:: Task statement ::
Would you copy the entries that follow exactly, leaving out every picture?

:: Given information ::
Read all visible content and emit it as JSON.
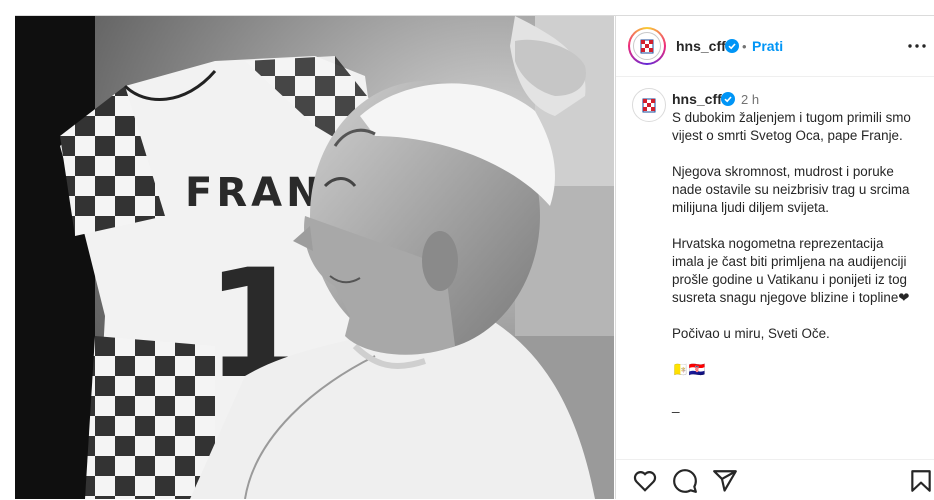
{
  "header": {
    "username": "hns_cff",
    "separator": "•",
    "follow_label": "Prati"
  },
  "caption": {
    "username": "hns_cff",
    "time": "2 h",
    "paragraphs": [
      "S dubokim žaljenjem i tugom primili smo vijest o smrti Svetog Oca, pape Franje.",
      "Njegova skromnost, mudrost i poruke nade ostavile su neizbrisiv trag u srcima milijuna ljudi diljem svijeta.",
      "Hrvatska nogometna reprezentacija imala je čast biti primljena na audijenciji prošle godine u Vatikanu i ponijeti iz tog susreta snagu njegove blizine i topline❤",
      "Počivao u miru, Sveti Oče.",
      "󠁧󠁢󠁥󠁮󠁧󠁿🇻🇦🇭🇷",
      "_"
    ]
  },
  "media": {
    "jersey_name": "FRANJO",
    "jersey_number": "1"
  },
  "colors": {
    "accent": "#0095f6",
    "verified": "#0095f6",
    "text": "#262626",
    "muted": "#737373"
  },
  "icons": [
    "verified-badge-icon",
    "more-options-icon",
    "heart-icon",
    "comment-icon",
    "share-icon",
    "save-bookmark-icon"
  ]
}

:: Exercise result ::
Read all visible content and emit it as JSON.
{
  "header": {
    "username": "hns_cff",
    "separator": "•",
    "follow_label": "Prati"
  },
  "caption": {
    "username": "hns_cff",
    "time": "2 h",
    "paragraphs": [
      "S dubokim žaljenjem i tugom primili smo vijest o smrti Svetog Oca, pape Franje.",
      "Njegova skromnost, mudrost i poruke nade ostavile su neizbrisiv trag u srcima milijuna ljudi diljem svijeta.",
      "Hrvatska nogometna reprezentacija imala je čast biti primljena na audijenciji prošle godine u Vatikanu i ponijeti iz tog susreta snagu njegove blizine i topline❤",
      "Počivao u miru, Sveti Oče.",
      "󠁧󠁢󠁥󠁮󠁧󠁿🇻🇦🇭🇷",
      "_"
    ]
  },
  "media": {
    "jersey_name": "FRANJO",
    "jersey_number": "1"
  },
  "colors": {
    "accent": "#0095f6",
    "verified": "#0095f6",
    "text": "#262626",
    "muted": "#737373"
  },
  "icons": [
    "verified-badge-icon",
    "more-options-icon",
    "heart-icon",
    "comment-icon",
    "share-icon",
    "save-bookmark-icon"
  ]
}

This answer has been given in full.